> Records supplied:
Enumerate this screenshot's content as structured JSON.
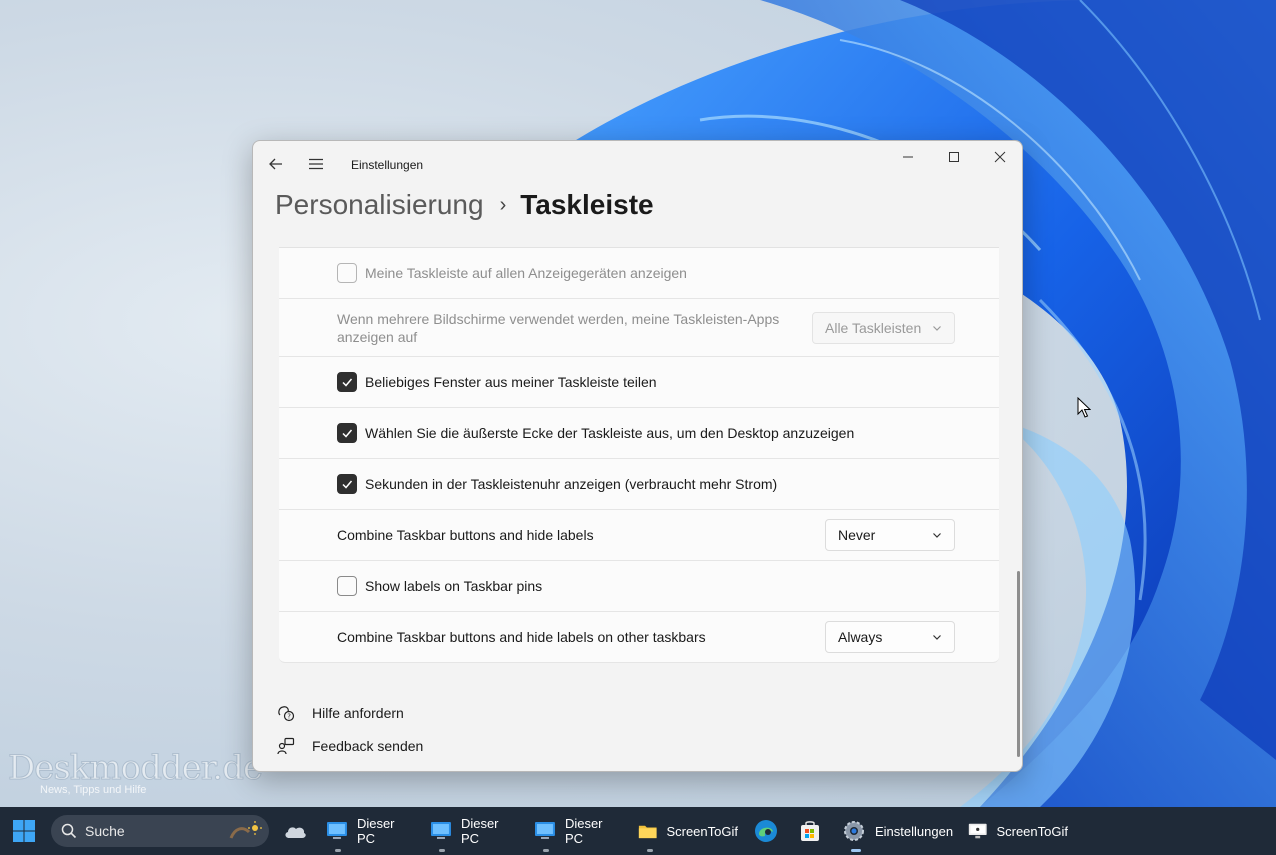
{
  "window": {
    "app_title": "Einstellungen",
    "breadcrumb_parent": "Personalisierung",
    "breadcrumb_separator": "›",
    "breadcrumb_current": "Taskleiste"
  },
  "settings": {
    "show_all_displays": {
      "label": "Meine Taskleiste auf allen Anzeigegeräten anzeigen",
      "checked": false,
      "disabled": true
    },
    "multi_monitor": {
      "label": "Wenn mehrere Bildschirme verwendet werden, meine Taskleisten-Apps anzeigen auf",
      "value": "Alle Taskleisten",
      "disabled": true
    },
    "share_window": {
      "label": "Beliebiges Fenster aus meiner Taskleiste teilen",
      "checked": true
    },
    "corner_desktop": {
      "label": "Wählen Sie die äußerste Ecke der Taskleiste aus, um den Desktop anzuzeigen",
      "checked": true
    },
    "seconds_clock": {
      "label": "Sekunden in der Taskleistenuhr anzeigen (verbraucht mehr Strom)",
      "checked": true
    },
    "combine_buttons": {
      "label": "Combine Taskbar buttons and hide labels",
      "value": "Never"
    },
    "show_labels_pins": {
      "label": "Show labels on Taskbar pins",
      "checked": false
    },
    "combine_other": {
      "label": "Combine Taskbar buttons and hide labels on other taskbars",
      "value": "Always"
    }
  },
  "links": {
    "help": "Hilfe anfordern",
    "feedback": "Feedback senden"
  },
  "watermark": {
    "main": "Deskmodder.de",
    "sub": "News, Tipps und Hilfe"
  },
  "taskbar": {
    "search_placeholder": "Suche",
    "items": [
      {
        "label": "Dieser PC"
      },
      {
        "label": "Dieser PC"
      },
      {
        "label": "Dieser PC"
      },
      {
        "label": "ScreenToGif"
      },
      {
        "label": "Einstellungen"
      },
      {
        "label": "ScreenToGif"
      }
    ]
  },
  "colors": {
    "accent_checkbox": "#2f2f2f",
    "taskbar_bg": "#1f2a38",
    "wallpaper_blue": "#1a5fe0"
  }
}
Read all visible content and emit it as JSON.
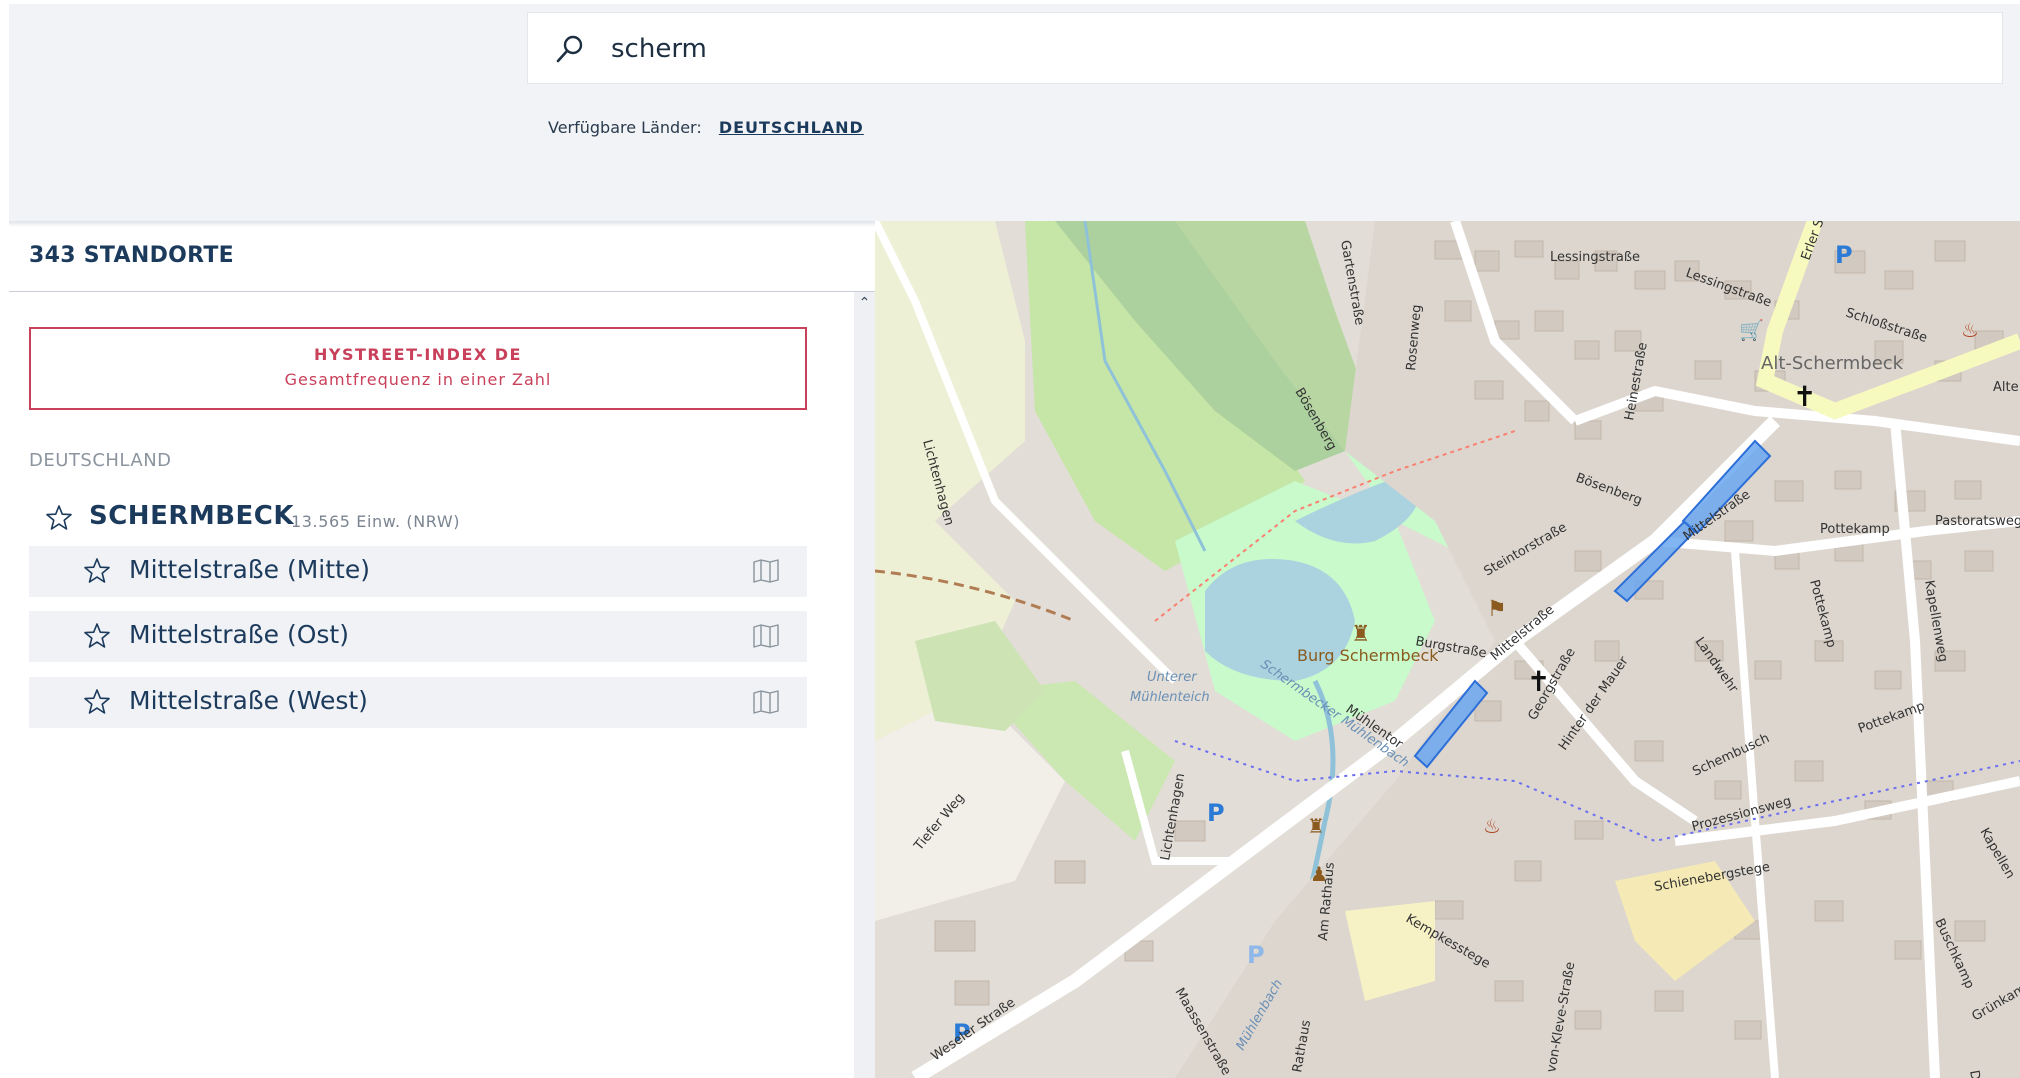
{
  "search": {
    "value": "scherm"
  },
  "countries": {
    "label": "Verfügbare Länder:",
    "link": "DEUTSCHLAND"
  },
  "results": {
    "count_label": "343 STANDORTE"
  },
  "hystreet": {
    "line1": "HYSTREET-INDEX DE",
    "line2": "Gesamtfrequenz in einer Zahl"
  },
  "country_group": "DEUTSCHLAND",
  "city": {
    "name": "SCHERMBECK",
    "meta": "13.565 Einw. (NRW)"
  },
  "locations": [
    {
      "name": "Mittelstraße (Mitte)"
    },
    {
      "name": "Mittelstraße (Ost)"
    },
    {
      "name": "Mittelstraße (West)"
    }
  ],
  "icons": [
    "search-icon",
    "star-icon",
    "map-icon",
    "chevron-up-icon",
    "parking-icon",
    "church-icon",
    "museum-icon",
    "castle-icon",
    "shopping-cart-icon",
    "fire-station-icon",
    "police-icon"
  ],
  "map": {
    "streets": [
      "Lessingstraße",
      "Lessingstraße",
      "Erler S",
      "Schloßstraße",
      "Alt-Schermbeck",
      "Alte",
      "Gartenstraße",
      "Rosenweg",
      "Bösenberg",
      "Heinestraße",
      "Bösenberg",
      "Mittelstraße",
      "Pottekamp",
      "Pastoratsweg",
      "Steintorstraße",
      "Pottekamp",
      "Kapellenweg",
      "Lichtenhagen",
      "Burgstraße",
      "Burg Schermbeck",
      "Mittelstraße",
      "Georgstraße",
      "Hinter der Mauer",
      "Landwehr",
      "Pottekamp",
      "Unterer",
      "Mühlenteich",
      "Schermbecker Mühlenbach",
      "Mühlentor",
      "Schembusch",
      "Prozessionsweg",
      "Kapellen",
      "Tiefer Weg",
      "Lichtenhagen",
      "Schienebergstege",
      "Am Rathaus",
      "Kempkesstege",
      "Buschkamp",
      "Grünkamp",
      "Weseler Straße",
      "Maassenstraße",
      "Mühlenbach",
      "Rathaus",
      "von-Kleve-Straße",
      "Dorst"
    ],
    "colors": {
      "highlight": "#4a8ee8",
      "water": "#aad3df",
      "park": "#c8facc",
      "forest": "#add19e",
      "background": "#e0dcd6",
      "road": "#ffffff",
      "major_road": "#f7fabf"
    }
  }
}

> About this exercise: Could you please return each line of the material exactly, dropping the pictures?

> Answer box:
Enumerate this screenshot's content as structured JSON.
{
  "window": {
    "app_title": "Einstellungen",
    "breadcrumb_parent": "Personalisierung",
    "breadcrumb_separator": "›",
    "breadcrumb_current": "Taskleiste"
  },
  "settings": {
    "show_all_displays": {
      "label": "Meine Taskleiste auf allen Anzeigegeräten anzeigen",
      "checked": false,
      "disabled": true
    },
    "multi_monitor": {
      "label": "Wenn mehrere Bildschirme verwendet werden, meine Taskleisten-Apps anzeigen auf",
      "value": "Alle Taskleisten",
      "disabled": true
    },
    "share_window": {
      "label": "Beliebiges Fenster aus meiner Taskleiste teilen",
      "checked": true
    },
    "corner_desktop": {
      "label": "Wählen Sie die äußerste Ecke der Taskleiste aus, um den Desktop anzuzeigen",
      "checked": true
    },
    "seconds_clock": {
      "label": "Sekunden in der Taskleistenuhr anzeigen (verbraucht mehr Strom)",
      "checked": true
    },
    "combine_buttons": {
      "label": "Combine Taskbar buttons and hide labels",
      "value": "Never"
    },
    "show_labels_pins": {
      "label": "Show labels on Taskbar pins",
      "checked": false
    },
    "combine_other": {
      "label": "Combine Taskbar buttons and hide labels on other taskbars",
      "value": "Always"
    }
  },
  "links": {
    "help": "Hilfe anfordern",
    "feedback": "Feedback senden"
  },
  "watermark": {
    "main": "Deskmodder.de",
    "sub": "News, Tipps und Hilfe"
  },
  "taskbar": {
    "search_placeholder": "Suche",
    "items": [
      {
        "label": "Dieser PC"
      },
      {
        "label": "Dieser PC"
      },
      {
        "label": "Dieser PC"
      },
      {
        "label": "ScreenToGif"
      },
      {
        "label": "Einstellungen"
      },
      {
        "label": "ScreenToGif"
      }
    ]
  },
  "colors": {
    "accent_checkbox": "#2f2f2f",
    "taskbar_bg": "#1f2a38",
    "wallpaper_blue": "#1a5fe0"
  }
}
Read all visible content and emit it as JSON.
{
  "search": {
    "value": "scherm"
  },
  "countries": {
    "label": "Verfügbare Länder:",
    "link": "DEUTSCHLAND"
  },
  "results": {
    "count_label": "343 STANDORTE"
  },
  "hystreet": {
    "line1": "HYSTREET-INDEX DE",
    "line2": "Gesamtfrequenz in einer Zahl"
  },
  "country_group": "DEUTSCHLAND",
  "city": {
    "name": "SCHERMBECK",
    "meta": "13.565 Einw. (NRW)"
  },
  "locations": [
    {
      "name": "Mittelstraße (Mitte)"
    },
    {
      "name": "Mittelstraße (Ost)"
    },
    {
      "name": "Mittelstraße (West)"
    }
  ],
  "icons": [
    "search-icon",
    "star-icon",
    "map-icon",
    "chevron-up-icon",
    "parking-icon",
    "church-icon",
    "museum-icon",
    "castle-icon",
    "shopping-cart-icon",
    "fire-station-icon",
    "police-icon"
  ],
  "map": {
    "streets": [
      "Lessingstraße",
      "Lessingstraße",
      "Erler S",
      "Schloßstraße",
      "Alt-Schermbeck",
      "Alte",
      "Gartenstraße",
      "Rosenweg",
      "Bösenberg",
      "Heinestraße",
      "Bösenberg",
      "Mittelstraße",
      "Pottekamp",
      "Pastoratsweg",
      "Steintorstraße",
      "Pottekamp",
      "Kapellenweg",
      "Lichtenhagen",
      "Burgstraße",
      "Burg Schermbeck",
      "Mittelstraße",
      "Georgstraße",
      "Hinter der Mauer",
      "Landwehr",
      "Pottekamp",
      "Unterer",
      "Mühlenteich",
      "Schermbecker Mühlenbach",
      "Mühlentor",
      "Schembusch",
      "Prozessionsweg",
      "Kapellen",
      "Tiefer Weg",
      "Lichtenhagen",
      "Schienebergstege",
      "Am Rathaus",
      "Kempkesstege",
      "Buschkamp",
      "Grünkamp",
      "Weseler Straße",
      "Maassenstraße",
      "Mühlenbach",
      "Rathaus",
      "von-Kleve-Straße",
      "Dorst"
    ],
    "colors": {
      "highlight": "#4a8ee8",
      "water": "#aad3df",
      "park": "#c8facc",
      "forest": "#add19e",
      "background": "#e0dcd6",
      "road": "#ffffff",
      "major_road": "#f7fabf"
    }
  }
}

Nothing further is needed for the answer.